I think it’s safe to say that educators tend to be ideologically left-leaning, and since I’m not when it comes to fiscal issues, this tends to be an area of fundamental disagreement. I’ve seen colleagues react quite strongly against the idea that some individual or company might make money by selling access to content that they authored. Now, I’m not unmindful that corporate publishers of textbooks and journals in wealthy countries often act in ways that many, including me, find exploitative and anti-social. Personally I believe that between the OER and OA movements, we in higher education no longer need them as intermediaries, and that the time will come when they wither and die, their passing unlamented by any but their shareholders.

But that doesn’t mean that a special option to stop all commercial use of one’s content is necessary or desirable.

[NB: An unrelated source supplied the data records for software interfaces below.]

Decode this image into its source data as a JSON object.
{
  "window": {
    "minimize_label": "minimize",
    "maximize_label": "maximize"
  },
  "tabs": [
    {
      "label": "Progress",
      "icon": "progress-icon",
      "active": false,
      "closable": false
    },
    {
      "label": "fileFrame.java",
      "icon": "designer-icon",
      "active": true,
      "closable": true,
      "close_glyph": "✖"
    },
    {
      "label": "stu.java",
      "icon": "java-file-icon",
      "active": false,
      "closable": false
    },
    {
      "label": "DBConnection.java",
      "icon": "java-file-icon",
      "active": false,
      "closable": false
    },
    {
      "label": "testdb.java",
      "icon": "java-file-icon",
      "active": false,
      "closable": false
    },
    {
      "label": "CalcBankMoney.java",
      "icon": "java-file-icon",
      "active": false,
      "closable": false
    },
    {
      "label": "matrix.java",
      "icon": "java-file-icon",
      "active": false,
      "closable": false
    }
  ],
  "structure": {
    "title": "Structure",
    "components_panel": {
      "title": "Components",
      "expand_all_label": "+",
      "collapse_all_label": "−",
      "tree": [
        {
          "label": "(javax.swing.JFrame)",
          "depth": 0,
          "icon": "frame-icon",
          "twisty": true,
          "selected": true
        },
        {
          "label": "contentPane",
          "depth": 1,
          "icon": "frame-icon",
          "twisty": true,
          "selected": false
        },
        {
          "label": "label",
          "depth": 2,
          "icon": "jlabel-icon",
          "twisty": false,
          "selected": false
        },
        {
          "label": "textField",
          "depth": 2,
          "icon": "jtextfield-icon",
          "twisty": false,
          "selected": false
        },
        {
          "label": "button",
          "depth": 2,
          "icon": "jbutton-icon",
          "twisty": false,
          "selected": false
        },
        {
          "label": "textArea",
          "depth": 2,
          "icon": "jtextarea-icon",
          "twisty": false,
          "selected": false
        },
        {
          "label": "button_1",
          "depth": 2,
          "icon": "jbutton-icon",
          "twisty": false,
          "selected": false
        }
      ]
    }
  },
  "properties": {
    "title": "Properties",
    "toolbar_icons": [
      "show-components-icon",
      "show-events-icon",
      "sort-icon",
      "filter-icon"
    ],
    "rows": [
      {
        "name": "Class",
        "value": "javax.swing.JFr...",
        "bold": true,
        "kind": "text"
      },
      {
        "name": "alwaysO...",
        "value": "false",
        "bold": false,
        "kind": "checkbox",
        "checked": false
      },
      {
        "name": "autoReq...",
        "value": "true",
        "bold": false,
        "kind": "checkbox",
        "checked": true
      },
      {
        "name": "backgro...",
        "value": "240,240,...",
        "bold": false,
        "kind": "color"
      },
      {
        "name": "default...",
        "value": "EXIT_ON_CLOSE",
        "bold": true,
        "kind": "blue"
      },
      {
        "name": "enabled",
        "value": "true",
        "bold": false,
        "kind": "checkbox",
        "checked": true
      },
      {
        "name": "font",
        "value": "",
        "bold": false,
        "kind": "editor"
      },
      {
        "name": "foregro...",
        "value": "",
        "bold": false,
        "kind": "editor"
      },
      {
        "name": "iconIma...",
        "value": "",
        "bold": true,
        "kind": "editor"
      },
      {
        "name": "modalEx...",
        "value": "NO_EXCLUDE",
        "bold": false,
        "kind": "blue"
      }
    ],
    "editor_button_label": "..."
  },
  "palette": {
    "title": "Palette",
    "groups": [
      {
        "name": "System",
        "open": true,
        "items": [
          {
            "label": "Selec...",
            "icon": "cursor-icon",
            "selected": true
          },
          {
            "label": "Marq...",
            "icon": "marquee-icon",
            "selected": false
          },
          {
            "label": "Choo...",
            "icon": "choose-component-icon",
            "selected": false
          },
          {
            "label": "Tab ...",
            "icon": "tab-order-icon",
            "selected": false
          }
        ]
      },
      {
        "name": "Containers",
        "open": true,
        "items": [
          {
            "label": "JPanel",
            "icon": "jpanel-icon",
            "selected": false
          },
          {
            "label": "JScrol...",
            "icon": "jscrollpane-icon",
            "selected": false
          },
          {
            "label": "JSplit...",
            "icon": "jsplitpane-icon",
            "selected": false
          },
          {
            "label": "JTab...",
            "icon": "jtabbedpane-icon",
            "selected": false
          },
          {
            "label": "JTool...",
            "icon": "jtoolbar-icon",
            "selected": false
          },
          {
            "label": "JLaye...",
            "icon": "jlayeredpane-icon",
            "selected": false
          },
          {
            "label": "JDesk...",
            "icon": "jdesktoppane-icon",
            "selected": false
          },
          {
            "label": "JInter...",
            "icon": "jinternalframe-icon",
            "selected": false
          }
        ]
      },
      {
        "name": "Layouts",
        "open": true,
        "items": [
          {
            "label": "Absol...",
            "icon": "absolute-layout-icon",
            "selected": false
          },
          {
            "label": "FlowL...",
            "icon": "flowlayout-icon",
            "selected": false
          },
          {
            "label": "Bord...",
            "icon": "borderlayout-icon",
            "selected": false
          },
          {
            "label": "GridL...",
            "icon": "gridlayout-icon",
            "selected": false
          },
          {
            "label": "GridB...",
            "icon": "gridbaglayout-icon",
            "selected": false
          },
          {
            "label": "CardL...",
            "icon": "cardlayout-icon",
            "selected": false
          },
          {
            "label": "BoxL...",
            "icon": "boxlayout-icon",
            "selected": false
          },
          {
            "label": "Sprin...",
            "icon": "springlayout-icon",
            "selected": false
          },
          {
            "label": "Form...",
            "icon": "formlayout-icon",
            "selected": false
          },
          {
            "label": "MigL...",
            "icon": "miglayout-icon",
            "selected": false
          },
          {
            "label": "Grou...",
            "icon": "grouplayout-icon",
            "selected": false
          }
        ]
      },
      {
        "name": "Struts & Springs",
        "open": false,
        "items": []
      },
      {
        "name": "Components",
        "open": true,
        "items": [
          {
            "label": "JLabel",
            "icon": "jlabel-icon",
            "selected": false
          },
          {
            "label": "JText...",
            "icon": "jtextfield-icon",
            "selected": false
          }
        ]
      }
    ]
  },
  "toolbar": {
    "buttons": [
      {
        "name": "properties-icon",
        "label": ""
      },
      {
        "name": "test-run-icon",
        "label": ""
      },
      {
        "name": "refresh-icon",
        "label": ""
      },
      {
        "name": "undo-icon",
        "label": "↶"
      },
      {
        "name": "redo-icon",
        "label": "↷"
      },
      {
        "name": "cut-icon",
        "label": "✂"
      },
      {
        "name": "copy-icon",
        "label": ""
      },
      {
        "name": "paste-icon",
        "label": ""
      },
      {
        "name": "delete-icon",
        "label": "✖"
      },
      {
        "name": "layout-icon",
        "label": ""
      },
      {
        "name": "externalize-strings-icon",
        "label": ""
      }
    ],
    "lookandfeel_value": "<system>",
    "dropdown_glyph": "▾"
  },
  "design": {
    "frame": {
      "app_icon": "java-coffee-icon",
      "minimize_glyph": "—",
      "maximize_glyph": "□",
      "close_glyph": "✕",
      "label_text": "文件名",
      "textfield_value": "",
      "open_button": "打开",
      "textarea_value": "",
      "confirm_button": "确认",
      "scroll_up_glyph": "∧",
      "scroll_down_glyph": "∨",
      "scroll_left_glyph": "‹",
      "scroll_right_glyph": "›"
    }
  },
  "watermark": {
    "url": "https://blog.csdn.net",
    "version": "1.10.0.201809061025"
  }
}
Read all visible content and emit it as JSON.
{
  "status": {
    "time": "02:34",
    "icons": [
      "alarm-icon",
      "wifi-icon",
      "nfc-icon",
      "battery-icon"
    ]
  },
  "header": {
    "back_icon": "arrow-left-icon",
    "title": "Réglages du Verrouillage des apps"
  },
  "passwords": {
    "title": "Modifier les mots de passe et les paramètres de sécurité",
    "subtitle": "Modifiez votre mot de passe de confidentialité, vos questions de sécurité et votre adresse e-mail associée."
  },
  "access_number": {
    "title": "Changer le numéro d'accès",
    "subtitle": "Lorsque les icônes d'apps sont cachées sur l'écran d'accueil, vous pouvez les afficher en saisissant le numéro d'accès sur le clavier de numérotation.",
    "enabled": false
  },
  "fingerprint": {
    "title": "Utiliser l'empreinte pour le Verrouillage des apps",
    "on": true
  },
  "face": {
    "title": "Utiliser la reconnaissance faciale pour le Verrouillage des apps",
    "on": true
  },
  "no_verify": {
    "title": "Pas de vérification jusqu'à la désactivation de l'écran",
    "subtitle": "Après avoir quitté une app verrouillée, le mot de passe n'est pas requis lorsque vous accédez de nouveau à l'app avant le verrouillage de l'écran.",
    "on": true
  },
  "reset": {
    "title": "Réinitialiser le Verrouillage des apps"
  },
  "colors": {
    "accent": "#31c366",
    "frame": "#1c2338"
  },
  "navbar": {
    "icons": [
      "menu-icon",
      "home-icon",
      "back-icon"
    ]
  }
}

Any commercial publisher attempting to sell works with any Creative Commons license by definition is competing with repositories that release those same works for free. There’s a reason that they don’t attempt this: there are plenty such works out there they could use for this purpose, yet their strategy remains to develop their own materials and attempt to compete on their supposed advantages.

Moreover, in economically developing societies, small scale proprietary educational institutions often serve the poor more successfully than public institutions do. If the goal is truly to release materials in a way that ultimately benefits as many students as possible, then any clause that gets in the way of such institutions is an impediment to reaching that goal.

ShareAlike (SA)

ShareAlike, also known as “copyleft”, is an option in a Creative Commons license that allows derivative works but only if it is released under the same license under which the original is released. At first glance this seems like a good idea, after all, if someone is adapting a work that they received from the commons, shouldn’t they return that adaptation in kind? The problem is that there are several different licenses that include the ShareAlike clause, and by definition, materials released under those different licenses cannot be remixed together. The end result has been the development of silos of content, where materials released under BY-NC-SA cannot be combined with those under BY-SA. To some extent this can be overcome through the playlist model of course development, but not always, and it seems to me better to avoid the problem in the first place.

Attribution (BY)

Now, I actually don’t have a problem with attribution. If I use work someone else wrote I’ll happily acknowledge them. But copyright and plagiarism are not the same thing. One, as I said, is a government entitlement. The other is a form of fraud. But since I’ve already rejected ND, NC, and SA, BY is the only clause left, and I would prefer not to claim copyright at all rather than claim it only to turn around and disclaim every part of it other than the bit that shouldn’t require it in the first place. What I prefer to attribution as part of a license is a cultural norm of attribution, and within higher education I believe that cultural norm already exists, making a license that only consists of BY unnecessary.

Zero Is My Hero (CC0)

So why am I so enthusiastic about Creative Commons if I don’t use licenses that contain any of their legal clauses? For starters, because I cheerfully acknowledge that while I’m over on the radical end of the free culture movement, that doesn’t mean the bulk of that movement isn’t also doing great work moving society away from the notion that “all rights reserved” is the only approach to consider.

But also, when they were designing licenses, they didn’t leave people like me out. In addition to their suite of various licenses, they also designed the CC0 waiver, a way of disclaiming copyright to the maximum extent possible in as many jurisdictions as possible, thereby effectively placing it into the public domain, where I want my content to go. I am very grateful for their work to make that an option for me, and for those who are on the fence, I can report from here that I have never suffered any deleterious outcome from having chosen this path over any of the “some rights reserved” alternatives.